          Back at the townhouse I gave Michael the materials, the change, and the receipt. He seemed quite pleased, even surprised, that I had purchased the proper diameter of wooden rod. A brunette walked in and asked Michael what he thought about the results of the presidential election from the previous night.

          “Another four years of nothingness,” he responded, resuming his work with a hot glue gun.

          I told Michael I had to go to my bookstore job. He said OK, and encouraged me to come to the night shoot on Monday night.

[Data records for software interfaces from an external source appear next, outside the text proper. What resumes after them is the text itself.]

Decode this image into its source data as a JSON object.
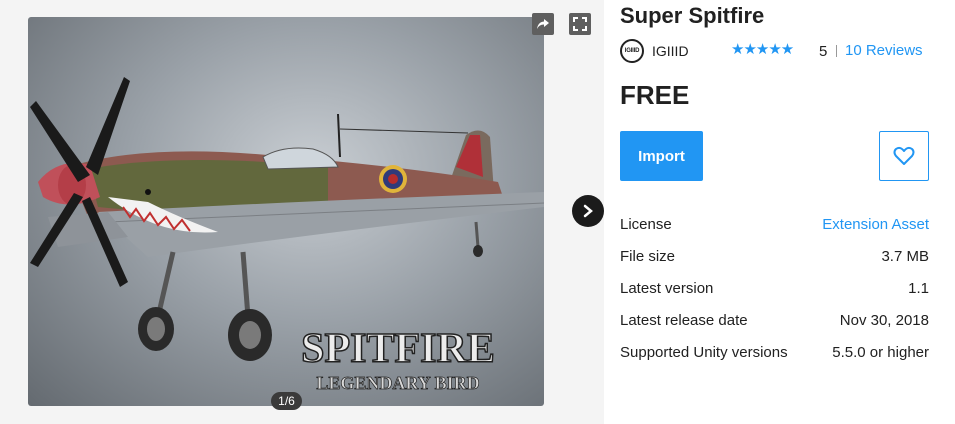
{
  "gallery": {
    "image_alt": "Super Spitfire airplane model",
    "overlay_title": "SPITFIRE",
    "overlay_subtitle": "LEGENDARY BIRD",
    "counter": "1/6",
    "share_icon": "share-icon",
    "fullscreen_icon": "fullscreen-icon",
    "next_icon": "chevron-right-icon"
  },
  "product": {
    "title": "Super Spitfire",
    "publisher_logo_text": "IGIIID",
    "publisher": "IGIIID",
    "stars": "★★★★★",
    "rating": "5",
    "reviews": "10 Reviews",
    "price": "FREE",
    "import_label": "Import",
    "favorite_icon": "heart-icon"
  },
  "details": [
    {
      "label": "License",
      "value": "Extension Asset",
      "link": true
    },
    {
      "label": "File size",
      "value": "3.7 MB",
      "link": false
    },
    {
      "label": "Latest version",
      "value": "1.1",
      "link": false
    },
    {
      "label": "Latest release date",
      "value": "Nov 30, 2018",
      "link": false
    },
    {
      "label": "Supported Unity versions",
      "value": "5.5.0 or higher",
      "link": false
    }
  ],
  "colors": {
    "accent": "#2196f3",
    "text": "#212121",
    "gallery_bg": "#f4f4f4"
  }
}
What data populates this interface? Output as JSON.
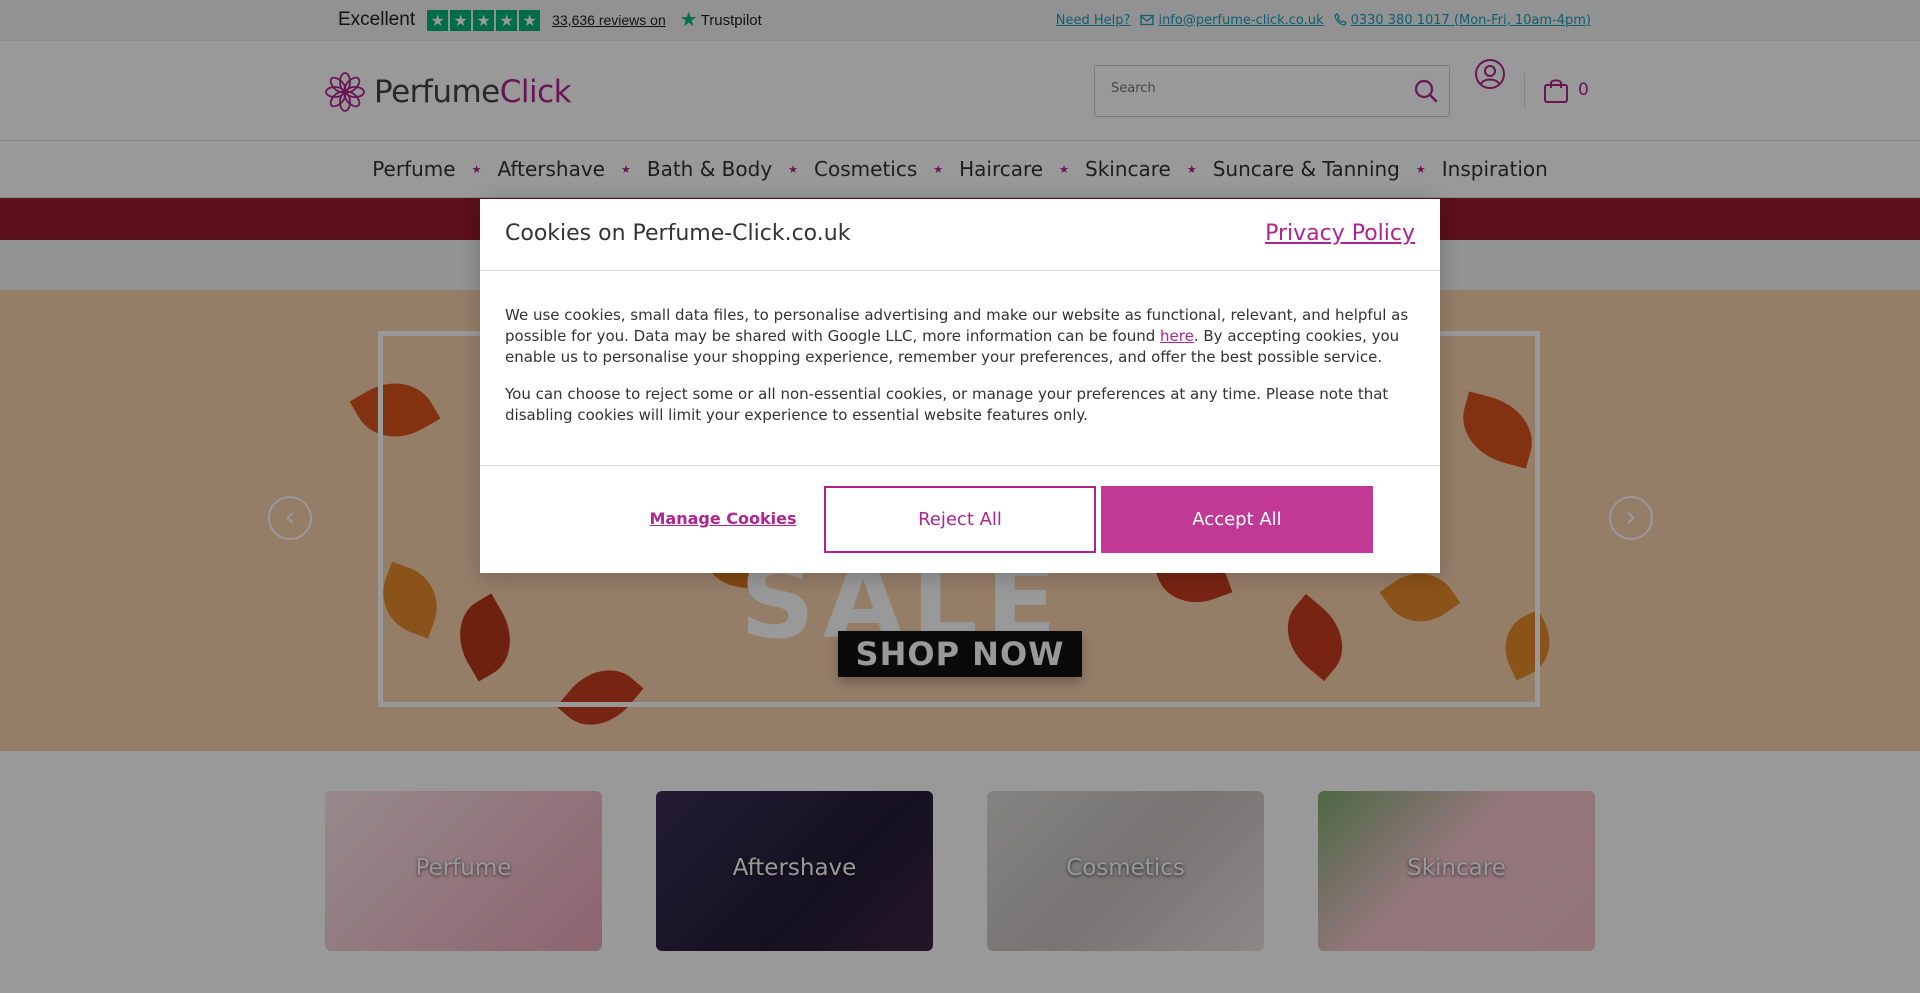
{
  "trustbar": {
    "excellent": "Excellent",
    "reviews": "33,636 reviews on",
    "brand": "Trustpilot"
  },
  "help": {
    "need_help": "Need Help?",
    "email": "info@perfume-click.co.uk",
    "phone": "0330 380 1017 (Mon-Fri, 10am-4pm)"
  },
  "header": {
    "logo_perfume": "Perfume",
    "logo_click": "Click",
    "search_placeholder": "Search",
    "basket_count": "0"
  },
  "nav": {
    "items": [
      "Perfume",
      "Aftershave",
      "Bath & Body",
      "Cosmetics",
      "Haircare",
      "Skincare",
      "Suncare & Tanning",
      "Inspiration"
    ]
  },
  "hero": {
    "headline": "SALE",
    "cta": "SHOP NOW"
  },
  "categories": [
    "Perfume",
    "Aftershave",
    "Cosmetics",
    "Skincare"
  ],
  "cookie": {
    "title": "Cookies on Perfume-Click.co.uk",
    "privacy_link": "Privacy Policy",
    "para1_before": "We use cookies, small data files, to personalise advertising and make our website as functional, relevant, and helpful as possible for you. Data may be shared with Google LLC, more information can be found ",
    "para1_link": "here",
    "para1_after": ". By accepting cookies, you enable us to personalise your shopping experience, remember your preferences, and offer the best possible service.",
    "para2": "You can choose to reject some or all non-essential cookies, or manage your preferences at any time. Please note that disabling cookies will limit your experience to essential website features only.",
    "manage": "Manage Cookies",
    "reject": "Reject All",
    "accept": "Accept All"
  },
  "colors": {
    "brand": "#b0248f",
    "accept_bg": "#c13995",
    "trustpilot_green": "#00b67a",
    "promo_bar": "#9a1b2a",
    "hero_bg": "#f8d2ae"
  }
}
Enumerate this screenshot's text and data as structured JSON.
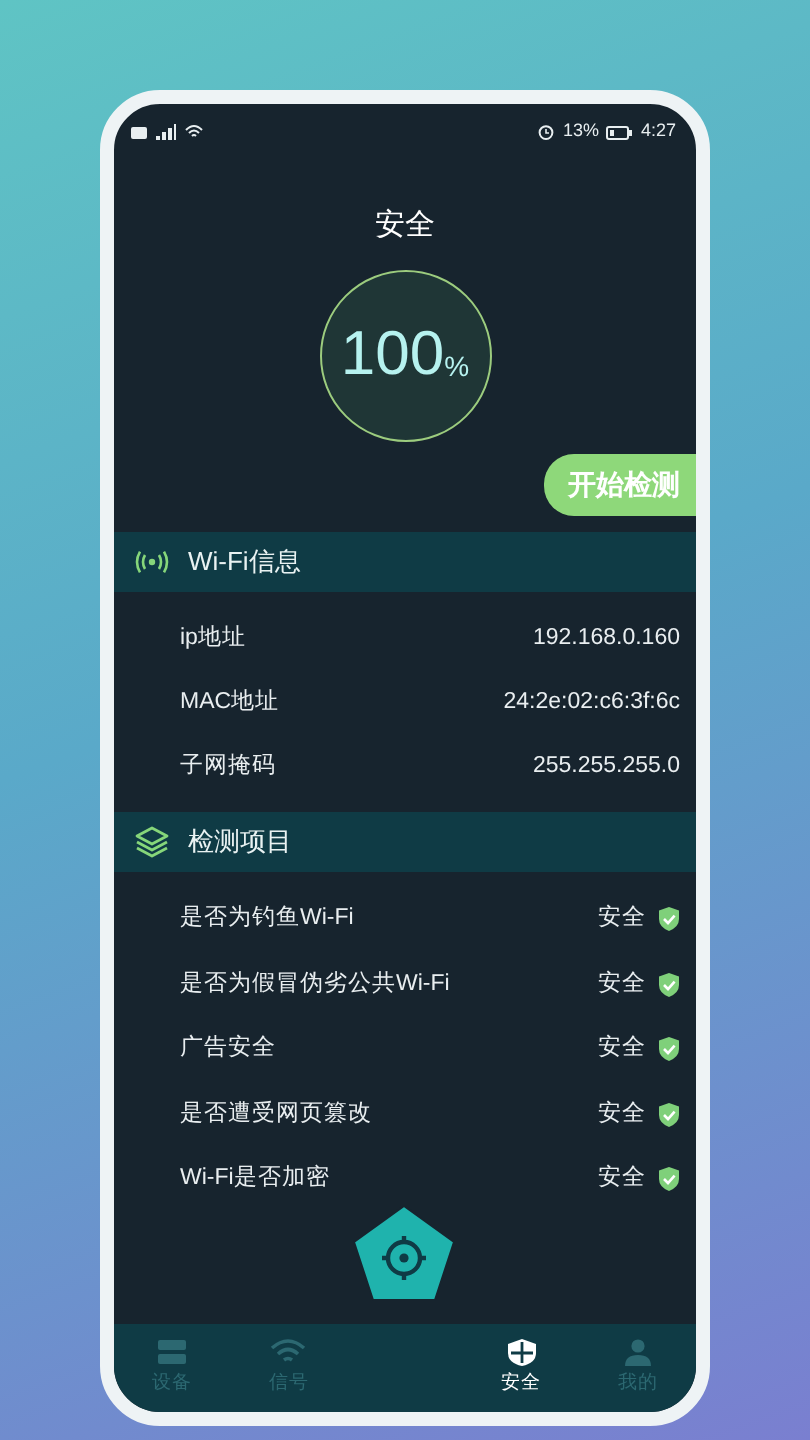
{
  "status_bar": {
    "battery": "13%",
    "time": "4:27"
  },
  "header": {
    "title": "安全",
    "score": "100",
    "unit": "%",
    "scan_button": "开始检测"
  },
  "wifi_info": {
    "title": "Wi-Fi信息",
    "rows": [
      {
        "label": "ip地址",
        "value": "192.168.0.160"
      },
      {
        "label": "MAC地址",
        "value": "24:2e:02:c6:3f:6c"
      },
      {
        "label": "子网掩码",
        "value": "255.255.255.0"
      }
    ]
  },
  "checks": {
    "title": "检测项目",
    "items": [
      {
        "label": "是否为钓鱼Wi-Fi",
        "result": "安全",
        "safe": true
      },
      {
        "label": "是否为假冒伪劣公共Wi-Fi",
        "result": "安全",
        "safe": true
      },
      {
        "label": "广告安全",
        "result": "安全",
        "safe": true
      },
      {
        "label": "是否遭受网页篡改",
        "result": "安全",
        "safe": true
      },
      {
        "label": "Wi-Fi是否加密",
        "result": "安全",
        "safe": true
      }
    ]
  },
  "bottom_nav": [
    {
      "label": "设备",
      "selected": false
    },
    {
      "label": "信号",
      "selected": false
    },
    {
      "label": "安全",
      "selected": true
    },
    {
      "label": "我的",
      "selected": false
    }
  ]
}
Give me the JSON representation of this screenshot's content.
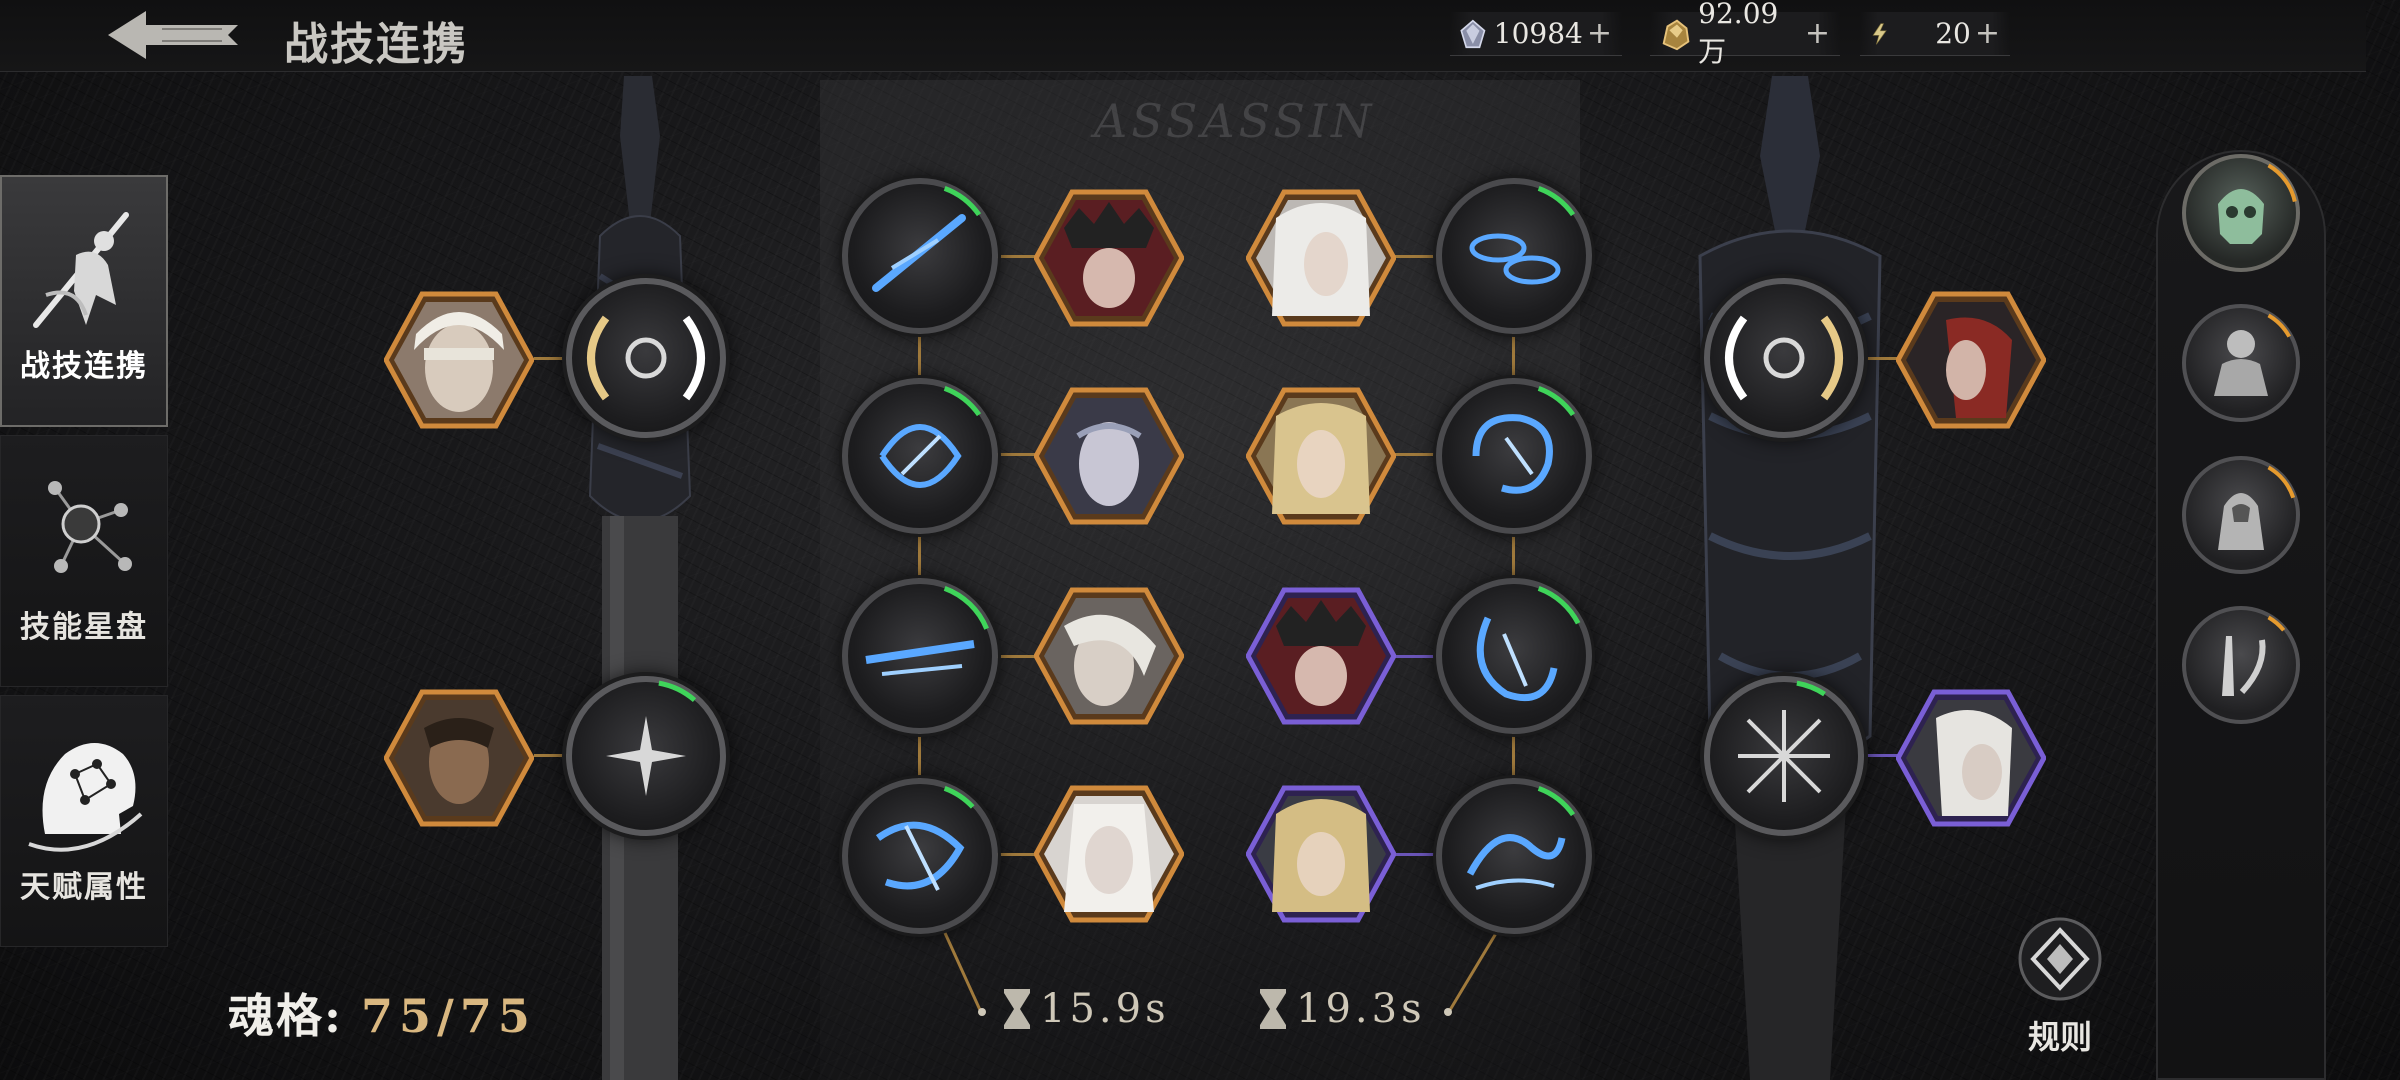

          The night shoot was at The Kitchen, a performance space on West 19th Street converted from an old icehouse built in the 1880s. When I walked in, the film crew was wolfing down donuts and coffee. It seemed like everyone knew each other since kindergarten, or at least from previous films. I grabbed a cup of joe and sipped it at the edge of the crowd. I smiled politely at inside jokes, but before nostalgia carried me away, a woman in headphones broke up our circle of friends. At exactly 7 p.m., she demanded that all grips prepare for the first scene.

          Several rows of aluminum shelves were set up to resemble a video store, with one aisle requiring lighting from above. Michael, the Key Grip, grabbed a special ladder that allowed him to dangle in the air inverted like a vampire bat. All the grips (except me) handed him assorted equipment. I felt like a foreigner in a strange land, listening to a language that I did not understand…I didn’t speak grip. The woman in the headphones shot me angry bulldog looks, like I was a slacker. I walked over and told her that I was just an intern. She shrugged her shoulders, so what?

          I grabbed one of the telescopic steel devices, but I couldn’t figure out how to “extend” it to its full length. Another grip named “Stogie” (perhaps not his real name) showed me the trigger-release mechanism. But by the time I mastered it, Michael was down from the ladder and the gaffers were called in to set up the lights.

          The lighting was finished; lamps were tested; light readings were taken; actors stepped on; actors rehearsed; then the director, Nick Davis, walked on in full-length black leather jacket; the cinematographer set the aperture, zoomed in…Action!

          The ten-second scene: a young couple browses through a video store and the man accidentally drops one of the video boxes onto the floor.

          All that work for ten seconds? I thought, deflated. Someone behind me whispered that the sequence was shot in Super Slo Mo. The film’s cast included two unknown actresses, Jennifer Garner and Amanda Peet.

          The crew broke down the set. All the equipment had to go upstairs for the next scene—a nighttime roof shot. As I lugged a telescopic steel light-stand up the staircase, I pretended that I was a refugee uprooted from my homeland, carrying only life’s essentials.

          Once I reached the rooftop, I gazed in awe at the 360-degree panorama that surrounded me: the neon-blue of a nearby clock tower, a tugboat on the Hudson, clusters of man-made light like an exploding star. I was having a Super Nova of the senses. Giant open-faced lamps lit the rooftop, projecting wide beams of light particles into the blackness of the sky. In the windows of brick buildings near and far, thousands of bare electric bulbs ignited, burned, and expired like fireflies on a summer night. I descended the stairs and disappeared into the night without telling a soul. I walked the dark damp streets of Chelsea alone.